    I can warm up for as long as you want with either bow, play a passage with one. Then quickly switch to the other and tone difference is absolutely obvious. I know this is true. I have done it dozens of time, switching back and forth, because it is difficult to see how such a difference can be made since on the hair touches the bow.

    But it is real. Absolutely and positively real. The Pernambuco bow produces a thicker, deeper, warmer, more mellow tone than does the Brazilwood.

    I'll gladly offer the same experiment to anyone who wants to stop by. All other things equal, the bow absolutely makes an honest difference in the way a bass sounds.

    My third bow (also pernambuco) is in the middle as far as tone, but has the amazing ability to simply never fail when it comes to starting a string. On any given day, I will get a cleaner start with a better snap with that bow than either of the other two. Don't know why, but it's true.
     
  7. Andy Allen

    Andy Allen "Working Bassist"

    Aug 31, 2003
    Los Angeles, CA
    I accidentally stumbled on some information in this regard a few days ago.

    I was practicing with the bow, and my 16mth old son, who is fascinated with my bass playing, reached out and lightly touched the bow as I was playing a slow note. He only touched it very lightly, not enough to stop the note, but enough to damp the bow resonance and alter the tone dramatically.

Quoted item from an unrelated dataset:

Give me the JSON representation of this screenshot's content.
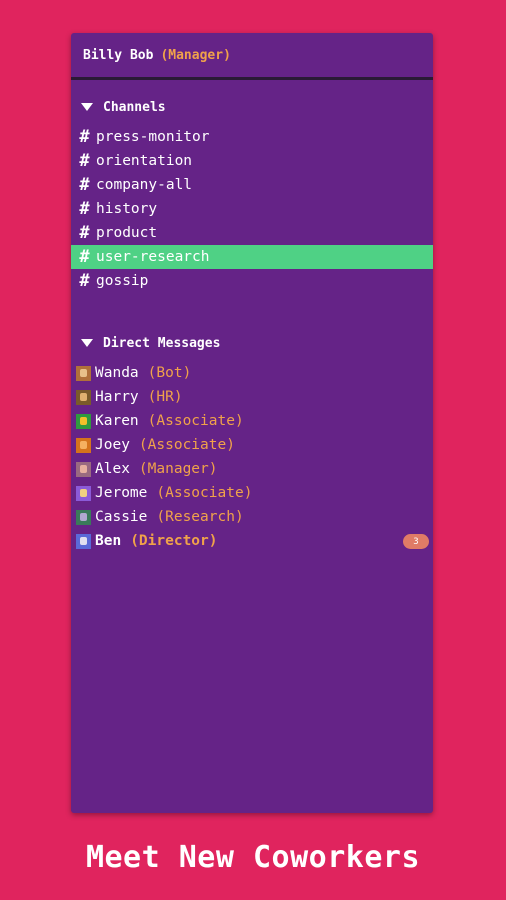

    That's when I realised that the bow must be vibrating in sympathy with the string, and it's resonance must affect the way the string vibrates, and thus the tone. I don't know why that wasn't obvious to me before, but it goes toward explaining how even similar bows could have diferent sonic qualities, depending on wood character and construction, over and above design for playing comfort.

    Andy
     
  8. Pete G

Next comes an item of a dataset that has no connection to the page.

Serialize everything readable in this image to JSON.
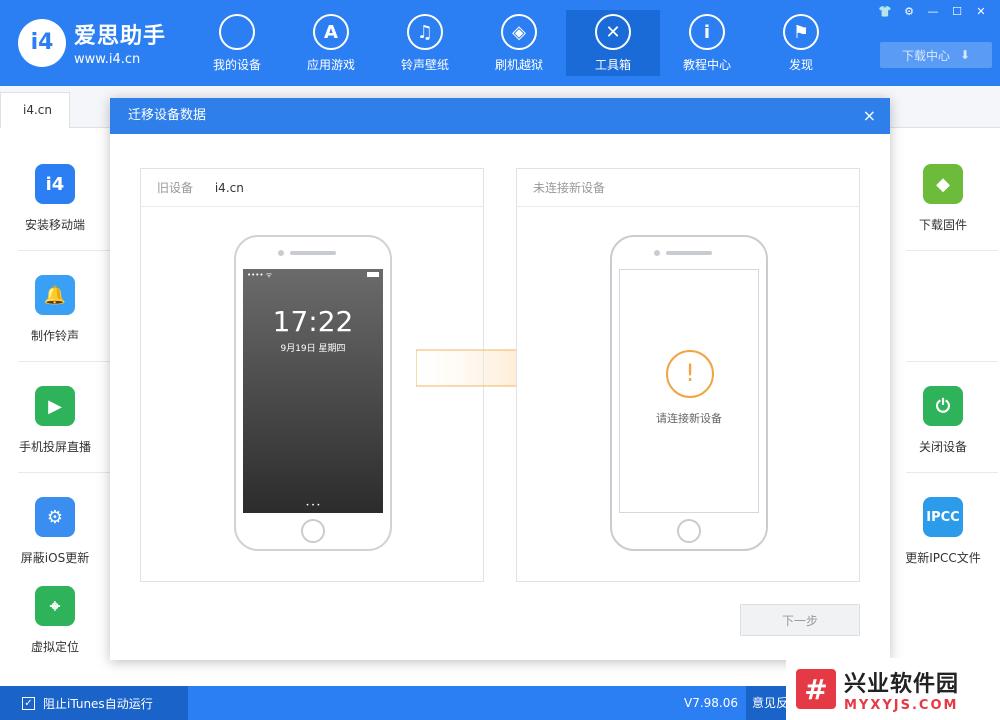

    Pete G

    Dec 31, 2001
    Northern Virginia
    Anyone who thinks quality in a bow is all subjective, and that the bow is just a stick to hold the horsehair in place has never played a good bow, or can't bow well enough to appreciate the difference.

    Yes, preferences in choosing between good bows are to some degree subjective. But quality in a bow is no more purely subjective than is quality in a bass, or in a performance. Good is good, and the rest is a waste of time.
     
  9. anonymous0726

    anonymous0726 Guest

    Nov 4, 2001
    Saying, "a bow is a stick to hold hair" is like saying, "a bass is a box to hold strings."

    Or beer in some circles :)
     
  10. I'd have to agree that there can be a distinct difference, even between two "Student" bows.

    I play the same bass with my two bows, a $300 round Brazilwood and a $600 octangonal Pernambucco (both french style) and hear a distinct difference. In my case the Brazilwood is softer but deeper or warmer, and the Pernambucco is louder and more penetrating, but not as warm.

    I don't presume to know the why of this difference, but it is there.

    I will say that when I had the Pernambucco rehaired (still all white, suposedly top-quality hair, rehaired by a well known luthier), the hank of hair was much thicker than when I brought it in, and not just the tone, but the whole bow response changed.

    I went crazzy for a couple of weeks, trying to relearn how to get a pleasing and reliably consistent tone out of that bow.

    Anyone else have such an experiance?
     
  11. anonymous0726

    anonymous0726 Guest

    Nov 4, 2001
    New hair takes a minute to settle down. Different hair and re-hairers make a difference as well.
     
  12. Johnny L

    Johnny L

    Feb 14, 2002
    Victoria, TX
    And Bullwinkle asked, "Wanna see me pull a rabbit out of my hat?"
     
  13. Pete G

    Pete G

    Dec 31, 2001
    Northern Virginia
    Ah...

    Fan mail from some flounders...
     
  14. Johnny L

    Johnny L

    Feb 14, 2002
    Victoria, TX
  15. Pete G

    Pete G

    Dec 31, 2001
    Northern Virginia
    Oops, wrong hat.
     
  16. godoze

    godoze

    Oct 21, 2002
    So true. I had my main bow rehaired by an excellent bow maker and i hate it. it is going back for a second try.
     
  17. anonymous0726

    anonymous0726 Guest

    Nov 4, 2001
    I'm really partial to Mike Shank's rehairs. You can put it in a tube (he'll send you one) and have it back and forth in a few days.